A Book on Creation of Geographical Maps for Visually Impaired People Published for the First Time in Russia
Today, maps and geo-images are a routine information source for millions of mobile phone owners and PC users, and eyesight is the main tool for learning about the surrounding reality and for transmitting information. However, many data, including spatial, are beyond the reach of visually impaired and blind people. How can those who can not see overcome information barriers? How to help a visually impaired person find a way to school or work, navigate in the everyday living environment? Andrey Medvedev, a participant of the “Special View” program aimed at the support of visually impaired people which is implemented by Alisher Usmanov’s “Art, Science and Sport” Charity Foundation, talked about the creation of tactile maps and ways for modern cartography to help those visually impaired get an idea about the surrounding environment and navigate it.

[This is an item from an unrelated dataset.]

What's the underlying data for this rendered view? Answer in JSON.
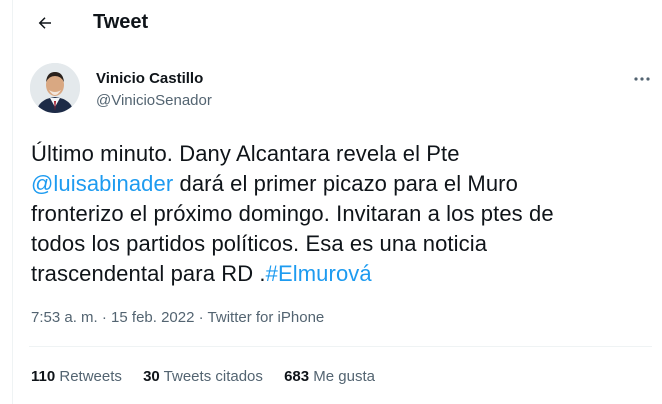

“A person deprived of vision has no choice but to perceive the world through tactile, auditory, and olfactory senses. The same senses can be successfully used to navigate in space. It is difficult to perceive spatial information adequately without a visual sensory system, but it is possible. For this purpose, we create special tactile maps in the cartography laboratory of the Institute of Geography of the Russian Academy of Sciences,” Andrey Medvedev told. “The ability to read and understand a tactile map is not gained automatically. A blind or visually impaired person should be trained to recognize and understand embossed material, symbols in the form of points and lines, use the texture and the legend of the map, revealing the information represented on it.”
Ksenia Dmitrieva, head of the “Special View” program told, “As part of our program, we support various innovative and technological developments. The book by A. Medvedev on the creation of tactile and typhlographic maps will serve as a clear instruction for developing an accessible environment in educational institutions. It is important to fill the existing blanks in the education of blind and visually impaired people for helping them in the educational and developing process.”
The book describes the basic principles and methods of creating tactile maps and has a lot of illustrations showing examples of tactile and typhlographic maps from around the world. The author addresses the latest achievements in this area, so that the readers of this manual could create tactile and typhlographic maps by themselves in the future. The methodological recommendations presented in the book are based on best global practices developed by specialized agencies, the author’s own developments and on the work of the cartography laboratory of the Institute of Geography of the Russian Academy of Sciences.